For basically a first time camping trip, this list turned out to be pretty good. We realized that there are a few things that we would want to acquire over time and a few things that we would not take every time. However, we used basically the same list for the second camping trip and between the two trips we used just about everything. This packing list is a pretty good beginning campers packing list if they cook with aluminum foil or on camp forks.

In a later posts, we will explain different packing lists for different camping trips, how we have become smarter about organizing our camping gear and how we store our supplies in our home.

The beginning of our camping adventures

stars above campsite, Lake Wappapello

Night at Lake Wappapello

The lizard stood facing the door as if it were waiting to be let out like a house-trained puppy. Fox pushed on the wooden slat and watched the green creature scurry over the path and duck into a crack between the shower house and the sidewalk. As she walked down the hill, she reflected on the weekend. Camping with Griff’s family at Lake Wappapello State Park had been fun and now it was time to go home…
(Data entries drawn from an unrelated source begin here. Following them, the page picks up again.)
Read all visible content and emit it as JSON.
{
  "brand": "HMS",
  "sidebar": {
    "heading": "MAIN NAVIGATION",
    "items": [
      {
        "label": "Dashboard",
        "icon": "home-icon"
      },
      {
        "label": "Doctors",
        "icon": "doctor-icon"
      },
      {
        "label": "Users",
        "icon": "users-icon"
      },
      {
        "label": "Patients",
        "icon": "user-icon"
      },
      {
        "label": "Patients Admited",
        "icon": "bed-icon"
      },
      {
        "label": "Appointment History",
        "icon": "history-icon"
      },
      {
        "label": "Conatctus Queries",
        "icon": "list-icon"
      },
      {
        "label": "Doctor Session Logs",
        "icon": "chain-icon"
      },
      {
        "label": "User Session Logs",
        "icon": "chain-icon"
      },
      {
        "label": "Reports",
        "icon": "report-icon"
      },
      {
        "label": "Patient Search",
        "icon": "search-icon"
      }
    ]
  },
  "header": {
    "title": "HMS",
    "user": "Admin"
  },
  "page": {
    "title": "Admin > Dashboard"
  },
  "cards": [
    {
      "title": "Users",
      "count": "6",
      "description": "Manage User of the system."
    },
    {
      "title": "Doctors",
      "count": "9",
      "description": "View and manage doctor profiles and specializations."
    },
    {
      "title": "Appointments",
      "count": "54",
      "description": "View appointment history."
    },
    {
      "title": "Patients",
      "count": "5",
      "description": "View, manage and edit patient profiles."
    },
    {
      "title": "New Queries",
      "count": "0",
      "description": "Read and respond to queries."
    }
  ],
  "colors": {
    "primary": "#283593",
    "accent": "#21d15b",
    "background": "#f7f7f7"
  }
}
We are Griff and Fox, a couple who got married in May and went on our first camping trip together in July 2014. That camping trip to Lake Wappapello was the start of discussions about future camping trips including the when, where, who, what and how of it.

The weather was unusually cool for July creating the perfect conditions for enjoying campfire discussions. Several discussions centered on how each of the four households prepared for camp.

Household 1: The parents brought a kayak, a screened canopy for the picnic table, a dutch oven, a tea kettle, a cast iron pan and so much more.

Household 2: The brother brought water toys, a tent that may have been a little too small for his growing family, a table cloth and entertainment for their daughter.

Household 3: The sister brought a sleeping pad and a cooler.

Household 4: We brought prepared meals in aluminum foil, camp forks, a picnic basket and Griff’s camera (He rarely leaves home without the ability to photograph something.).

The fascination with how different people prepare and react to camping was what led to our decision to begin this blog. Fox, having only been camping twice during college and did not do any of the work for it, did not really know how to camp. She sought advice from Pinterest and blogs about tent camping, but discovered that she could not find information for “normal people.” So, the blog came to fruition with the idea that other people may also want to learn the basics of tent camping, hiking and simple outdoor recreation.

Follow us as we explore the outdoors. We hope our blog will inspire others to get outside and experience nature in an easy, comfortable and fun way!